### PROBLEM
Output the records that follow exactly as they are written.

### App and web page records
=-=-=-=-=

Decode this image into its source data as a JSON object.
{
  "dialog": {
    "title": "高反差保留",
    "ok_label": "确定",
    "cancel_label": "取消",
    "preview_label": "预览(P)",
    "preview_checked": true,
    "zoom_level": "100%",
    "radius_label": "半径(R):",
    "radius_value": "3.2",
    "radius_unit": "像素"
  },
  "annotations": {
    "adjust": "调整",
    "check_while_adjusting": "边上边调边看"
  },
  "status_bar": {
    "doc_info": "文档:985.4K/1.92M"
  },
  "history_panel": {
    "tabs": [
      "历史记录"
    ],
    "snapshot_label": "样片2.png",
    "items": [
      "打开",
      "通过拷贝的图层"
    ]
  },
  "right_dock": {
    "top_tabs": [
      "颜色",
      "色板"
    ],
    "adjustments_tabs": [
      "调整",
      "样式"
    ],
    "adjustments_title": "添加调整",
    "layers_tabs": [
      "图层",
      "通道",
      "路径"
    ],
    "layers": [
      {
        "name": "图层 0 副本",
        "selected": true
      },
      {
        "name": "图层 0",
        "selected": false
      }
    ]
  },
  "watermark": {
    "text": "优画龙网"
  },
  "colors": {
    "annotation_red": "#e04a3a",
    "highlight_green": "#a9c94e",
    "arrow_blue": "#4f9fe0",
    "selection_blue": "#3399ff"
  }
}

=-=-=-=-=

### OUTPUT BELOW
Decode this image into its source data as a JSON object.
{
  "dialog": {
    "title": "高反差保留",
    "ok_label": "确定",
    "cancel_label": "取消",
    "preview_label": "预览(P)",
    "preview_checked": true,
    "zoom_level": "100%",
    "radius_label": "半径(R):",
    "radius_value": "3.2",
    "radius_unit": "像素"
  },
  "annotations": {
    "adjust": "调整",
    "check_while_adjusting": "边上边调边看"
  },
  "status_bar": {
    "doc_info": "文档:985.4K/1.92M"
  },
  "history_panel": {
    "tabs": [
      "历史记录"
    ],
    "snapshot_label": "样片2.png",
    "items": [
      "打开",
      "通过拷贝的图层"
    ]
  },
  "right_dock": {
    "top_tabs": [
      "颜色",
      "色板"
    ],
    "adjustments_tabs": [
      "调整",
      "样式"
    ],
    "adjustments_title": "添加调整",
    "layers_tabs": [
      "图层",
      "通道",
      "路径"
    ],
    "layers": [
      {
        "name": "图层 0 副本",
        "selected": true
      },
      {
        "name": "图层 0",
        "selected": false
      }
    ]
  },
  "watermark": {
    "text": "优画龙网"
  },
  "colors": {
    "annotation_red": "#e04a3a",
    "highlight_green": "#a9c94e",
    "arrow_blue": "#4f9fe0",
    "selection_blue": "#3399ff"
  }
}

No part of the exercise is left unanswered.